Extreme storms like the massive bomb cyclone that drenched the San Francisco Bay Area last October are likely to become more powerful in the coming decades as climate change alters atmospheric conditions.

The Bay Area could see between 26% and 37% more water from these mega-storms by the end of the century, according to a new study from the Lawrence Berkeley National Laboratory commissioned by the city.

Why Does the Weather Stall? New Theories Explain Enigmatic ‘Blocks’ in the Jet Stream

It was the summer of 2003 in Europe, and, for a while, it seemed as if Earth’s weather system had broken down. For weeks a huge mass of air stalled over the continent, slowly subsiding and suppressing cloud formation, leaving day after day of brilliantly clear skies. The mercury rose, and a record-breaking heat wave gripped countries including France and Germany, causing 70,000 deaths. Then, as abruptly as it set in, the persistent atmospheric block eased, and high winds brought relief.

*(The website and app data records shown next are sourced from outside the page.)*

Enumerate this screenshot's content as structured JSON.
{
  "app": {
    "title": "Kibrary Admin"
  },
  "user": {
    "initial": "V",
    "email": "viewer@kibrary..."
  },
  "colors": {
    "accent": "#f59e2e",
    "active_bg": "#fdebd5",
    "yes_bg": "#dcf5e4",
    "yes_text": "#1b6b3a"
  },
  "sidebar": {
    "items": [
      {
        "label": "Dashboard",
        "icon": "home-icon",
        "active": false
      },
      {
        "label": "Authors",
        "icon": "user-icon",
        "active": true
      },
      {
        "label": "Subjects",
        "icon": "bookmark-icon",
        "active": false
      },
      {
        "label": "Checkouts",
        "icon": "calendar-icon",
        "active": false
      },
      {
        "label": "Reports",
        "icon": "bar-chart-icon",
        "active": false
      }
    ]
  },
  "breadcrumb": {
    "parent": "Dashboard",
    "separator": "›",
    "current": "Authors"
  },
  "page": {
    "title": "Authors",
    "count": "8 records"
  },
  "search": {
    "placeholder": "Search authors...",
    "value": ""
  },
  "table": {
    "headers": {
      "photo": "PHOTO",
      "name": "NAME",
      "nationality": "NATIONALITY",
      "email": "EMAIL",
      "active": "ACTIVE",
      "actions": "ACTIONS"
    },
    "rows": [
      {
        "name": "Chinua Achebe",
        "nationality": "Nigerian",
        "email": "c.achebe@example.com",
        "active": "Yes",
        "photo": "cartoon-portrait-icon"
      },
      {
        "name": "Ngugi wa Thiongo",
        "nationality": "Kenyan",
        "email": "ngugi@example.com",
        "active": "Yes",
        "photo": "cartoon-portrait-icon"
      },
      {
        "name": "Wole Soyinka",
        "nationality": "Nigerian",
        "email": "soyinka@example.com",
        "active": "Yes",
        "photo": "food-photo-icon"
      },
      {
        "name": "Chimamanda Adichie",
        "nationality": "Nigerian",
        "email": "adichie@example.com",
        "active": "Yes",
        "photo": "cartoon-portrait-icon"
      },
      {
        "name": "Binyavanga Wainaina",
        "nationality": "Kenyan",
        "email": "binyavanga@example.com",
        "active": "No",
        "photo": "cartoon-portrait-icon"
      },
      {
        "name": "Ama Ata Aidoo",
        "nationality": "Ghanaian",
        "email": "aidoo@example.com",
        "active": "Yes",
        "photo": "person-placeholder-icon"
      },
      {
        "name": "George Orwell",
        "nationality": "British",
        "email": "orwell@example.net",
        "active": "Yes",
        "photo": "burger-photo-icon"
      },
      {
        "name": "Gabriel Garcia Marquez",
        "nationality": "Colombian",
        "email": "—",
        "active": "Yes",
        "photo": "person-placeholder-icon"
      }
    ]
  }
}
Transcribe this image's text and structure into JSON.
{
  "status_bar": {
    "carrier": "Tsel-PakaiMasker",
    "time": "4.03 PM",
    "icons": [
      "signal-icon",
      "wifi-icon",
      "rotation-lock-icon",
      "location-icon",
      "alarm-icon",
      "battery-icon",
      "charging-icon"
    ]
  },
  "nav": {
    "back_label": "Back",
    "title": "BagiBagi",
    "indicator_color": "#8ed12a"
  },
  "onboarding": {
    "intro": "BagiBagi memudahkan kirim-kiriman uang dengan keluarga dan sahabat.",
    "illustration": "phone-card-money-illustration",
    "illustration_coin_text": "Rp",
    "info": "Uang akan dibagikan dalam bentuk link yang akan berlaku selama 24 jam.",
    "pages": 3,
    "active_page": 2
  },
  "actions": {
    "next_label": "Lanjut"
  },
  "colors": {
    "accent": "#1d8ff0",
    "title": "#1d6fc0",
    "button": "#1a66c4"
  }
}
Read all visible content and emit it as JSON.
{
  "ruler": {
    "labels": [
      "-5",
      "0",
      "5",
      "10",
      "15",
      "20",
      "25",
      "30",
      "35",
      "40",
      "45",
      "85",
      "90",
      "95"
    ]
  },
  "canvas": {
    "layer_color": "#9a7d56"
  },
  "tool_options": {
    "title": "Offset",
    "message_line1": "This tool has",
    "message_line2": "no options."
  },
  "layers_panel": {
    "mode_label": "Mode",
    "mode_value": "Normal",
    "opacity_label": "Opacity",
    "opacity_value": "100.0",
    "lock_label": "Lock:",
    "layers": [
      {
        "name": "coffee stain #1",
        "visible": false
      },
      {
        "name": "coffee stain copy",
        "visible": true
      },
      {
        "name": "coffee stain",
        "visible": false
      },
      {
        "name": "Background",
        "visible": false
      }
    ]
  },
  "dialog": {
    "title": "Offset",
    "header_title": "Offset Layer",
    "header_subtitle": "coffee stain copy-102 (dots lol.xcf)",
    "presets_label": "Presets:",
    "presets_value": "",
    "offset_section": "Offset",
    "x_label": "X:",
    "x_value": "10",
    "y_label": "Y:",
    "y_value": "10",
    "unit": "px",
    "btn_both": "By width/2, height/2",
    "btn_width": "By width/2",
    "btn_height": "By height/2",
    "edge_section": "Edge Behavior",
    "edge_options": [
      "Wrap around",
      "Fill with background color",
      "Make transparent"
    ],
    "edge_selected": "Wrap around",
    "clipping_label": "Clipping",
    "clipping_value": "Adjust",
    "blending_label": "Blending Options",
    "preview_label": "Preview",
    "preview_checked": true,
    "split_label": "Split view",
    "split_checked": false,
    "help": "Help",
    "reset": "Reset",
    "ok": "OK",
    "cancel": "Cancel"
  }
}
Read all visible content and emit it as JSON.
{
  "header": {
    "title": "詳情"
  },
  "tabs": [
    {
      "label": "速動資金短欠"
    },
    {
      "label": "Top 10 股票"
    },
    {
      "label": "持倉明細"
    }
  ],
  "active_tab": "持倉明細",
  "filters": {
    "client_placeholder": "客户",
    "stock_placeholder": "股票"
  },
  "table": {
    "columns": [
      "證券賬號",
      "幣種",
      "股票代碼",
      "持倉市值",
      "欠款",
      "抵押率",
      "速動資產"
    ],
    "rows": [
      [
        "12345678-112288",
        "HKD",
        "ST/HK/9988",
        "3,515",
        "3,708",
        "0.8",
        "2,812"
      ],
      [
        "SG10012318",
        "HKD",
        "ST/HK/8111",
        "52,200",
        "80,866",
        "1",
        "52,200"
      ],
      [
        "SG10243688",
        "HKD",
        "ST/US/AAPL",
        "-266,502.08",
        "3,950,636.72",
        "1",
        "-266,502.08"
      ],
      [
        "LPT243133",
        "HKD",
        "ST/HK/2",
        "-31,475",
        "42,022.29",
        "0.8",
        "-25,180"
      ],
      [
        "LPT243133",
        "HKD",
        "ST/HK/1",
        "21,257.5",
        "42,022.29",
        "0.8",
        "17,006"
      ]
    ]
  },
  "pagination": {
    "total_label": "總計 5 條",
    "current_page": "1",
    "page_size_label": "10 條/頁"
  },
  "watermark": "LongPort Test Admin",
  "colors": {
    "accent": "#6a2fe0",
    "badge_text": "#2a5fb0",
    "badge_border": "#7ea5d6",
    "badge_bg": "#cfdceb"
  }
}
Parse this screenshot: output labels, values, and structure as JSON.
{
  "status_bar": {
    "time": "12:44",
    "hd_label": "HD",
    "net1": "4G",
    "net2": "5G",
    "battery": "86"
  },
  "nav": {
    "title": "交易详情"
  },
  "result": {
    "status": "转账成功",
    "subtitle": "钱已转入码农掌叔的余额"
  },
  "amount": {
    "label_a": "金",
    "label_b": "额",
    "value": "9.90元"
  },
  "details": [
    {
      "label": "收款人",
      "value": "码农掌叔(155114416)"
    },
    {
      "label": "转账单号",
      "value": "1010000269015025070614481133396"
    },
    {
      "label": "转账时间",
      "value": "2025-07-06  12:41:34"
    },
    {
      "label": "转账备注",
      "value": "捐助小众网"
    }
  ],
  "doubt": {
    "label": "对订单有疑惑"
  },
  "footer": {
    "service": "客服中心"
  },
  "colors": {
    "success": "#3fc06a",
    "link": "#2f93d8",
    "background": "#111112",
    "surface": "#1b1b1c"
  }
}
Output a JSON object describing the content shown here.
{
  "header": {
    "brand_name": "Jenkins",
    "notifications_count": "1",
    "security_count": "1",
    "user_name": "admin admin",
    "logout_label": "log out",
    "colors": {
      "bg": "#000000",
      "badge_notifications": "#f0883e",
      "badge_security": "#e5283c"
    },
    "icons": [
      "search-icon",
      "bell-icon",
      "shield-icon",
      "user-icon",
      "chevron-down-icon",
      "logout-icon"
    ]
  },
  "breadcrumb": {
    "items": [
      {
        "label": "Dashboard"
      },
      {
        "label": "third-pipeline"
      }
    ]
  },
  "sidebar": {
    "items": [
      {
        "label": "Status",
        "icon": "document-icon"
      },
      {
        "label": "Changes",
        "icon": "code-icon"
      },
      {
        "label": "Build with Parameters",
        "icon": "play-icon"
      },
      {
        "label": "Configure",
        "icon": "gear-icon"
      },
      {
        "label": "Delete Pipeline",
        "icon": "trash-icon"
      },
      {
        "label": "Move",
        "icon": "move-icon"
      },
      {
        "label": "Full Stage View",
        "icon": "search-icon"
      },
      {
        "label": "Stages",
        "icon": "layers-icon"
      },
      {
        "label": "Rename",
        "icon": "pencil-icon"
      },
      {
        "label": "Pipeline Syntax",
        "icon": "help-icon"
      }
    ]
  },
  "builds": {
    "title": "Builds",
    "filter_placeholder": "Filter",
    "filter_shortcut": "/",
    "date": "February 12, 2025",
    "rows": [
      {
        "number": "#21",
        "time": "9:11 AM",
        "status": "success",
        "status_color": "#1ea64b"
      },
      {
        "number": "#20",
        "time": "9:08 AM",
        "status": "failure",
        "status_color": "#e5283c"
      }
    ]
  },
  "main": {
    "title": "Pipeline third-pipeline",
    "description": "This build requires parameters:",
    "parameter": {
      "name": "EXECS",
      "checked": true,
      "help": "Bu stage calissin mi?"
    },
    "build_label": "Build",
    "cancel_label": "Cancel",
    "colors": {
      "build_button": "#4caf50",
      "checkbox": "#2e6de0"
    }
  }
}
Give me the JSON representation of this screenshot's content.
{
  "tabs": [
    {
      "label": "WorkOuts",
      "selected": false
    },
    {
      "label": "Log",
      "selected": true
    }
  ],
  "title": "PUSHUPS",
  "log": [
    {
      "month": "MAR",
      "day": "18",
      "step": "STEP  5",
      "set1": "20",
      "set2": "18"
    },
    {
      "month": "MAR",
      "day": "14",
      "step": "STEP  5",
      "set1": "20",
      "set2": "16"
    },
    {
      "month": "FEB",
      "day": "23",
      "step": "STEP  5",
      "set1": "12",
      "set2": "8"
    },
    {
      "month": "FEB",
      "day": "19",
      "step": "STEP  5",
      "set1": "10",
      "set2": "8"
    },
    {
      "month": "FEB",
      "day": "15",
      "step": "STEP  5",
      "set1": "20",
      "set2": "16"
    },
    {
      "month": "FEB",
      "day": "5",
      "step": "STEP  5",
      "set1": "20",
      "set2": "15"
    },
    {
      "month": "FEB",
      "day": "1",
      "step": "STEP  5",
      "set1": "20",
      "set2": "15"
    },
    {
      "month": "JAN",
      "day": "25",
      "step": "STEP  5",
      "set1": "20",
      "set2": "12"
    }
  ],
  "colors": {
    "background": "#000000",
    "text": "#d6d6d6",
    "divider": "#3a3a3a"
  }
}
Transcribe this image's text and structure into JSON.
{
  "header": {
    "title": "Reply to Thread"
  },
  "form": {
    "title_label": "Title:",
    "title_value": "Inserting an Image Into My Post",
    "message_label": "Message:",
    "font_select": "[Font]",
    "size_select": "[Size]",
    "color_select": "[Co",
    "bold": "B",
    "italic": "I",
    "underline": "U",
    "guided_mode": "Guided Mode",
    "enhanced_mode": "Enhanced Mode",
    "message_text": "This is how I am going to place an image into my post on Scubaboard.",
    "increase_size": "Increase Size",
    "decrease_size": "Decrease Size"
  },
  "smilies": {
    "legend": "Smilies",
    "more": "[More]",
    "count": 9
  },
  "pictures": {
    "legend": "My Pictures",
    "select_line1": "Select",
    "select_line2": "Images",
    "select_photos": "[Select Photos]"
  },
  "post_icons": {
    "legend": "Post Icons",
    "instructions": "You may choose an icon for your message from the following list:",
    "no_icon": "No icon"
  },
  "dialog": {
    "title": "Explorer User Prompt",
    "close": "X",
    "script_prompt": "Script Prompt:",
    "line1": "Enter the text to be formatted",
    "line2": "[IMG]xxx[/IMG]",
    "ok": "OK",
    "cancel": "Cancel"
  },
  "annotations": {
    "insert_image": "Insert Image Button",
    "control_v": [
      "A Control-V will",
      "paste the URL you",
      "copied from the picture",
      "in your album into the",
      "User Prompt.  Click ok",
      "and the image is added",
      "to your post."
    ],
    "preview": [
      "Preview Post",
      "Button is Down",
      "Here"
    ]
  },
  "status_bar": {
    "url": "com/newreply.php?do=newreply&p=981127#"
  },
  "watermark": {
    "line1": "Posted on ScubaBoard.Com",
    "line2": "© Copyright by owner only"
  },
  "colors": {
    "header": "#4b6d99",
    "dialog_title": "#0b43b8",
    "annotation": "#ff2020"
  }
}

Few weather phenomena are as widely experienced—but poorly understood—as an atmospheric block. When a block arises, typically at the western edge of a continent, the jet stream splits, trapping a blob of seemingly static air thousands of kilometers across. Such blocks can last for weeks, and drive heat waves, drought, and winter cold snaps.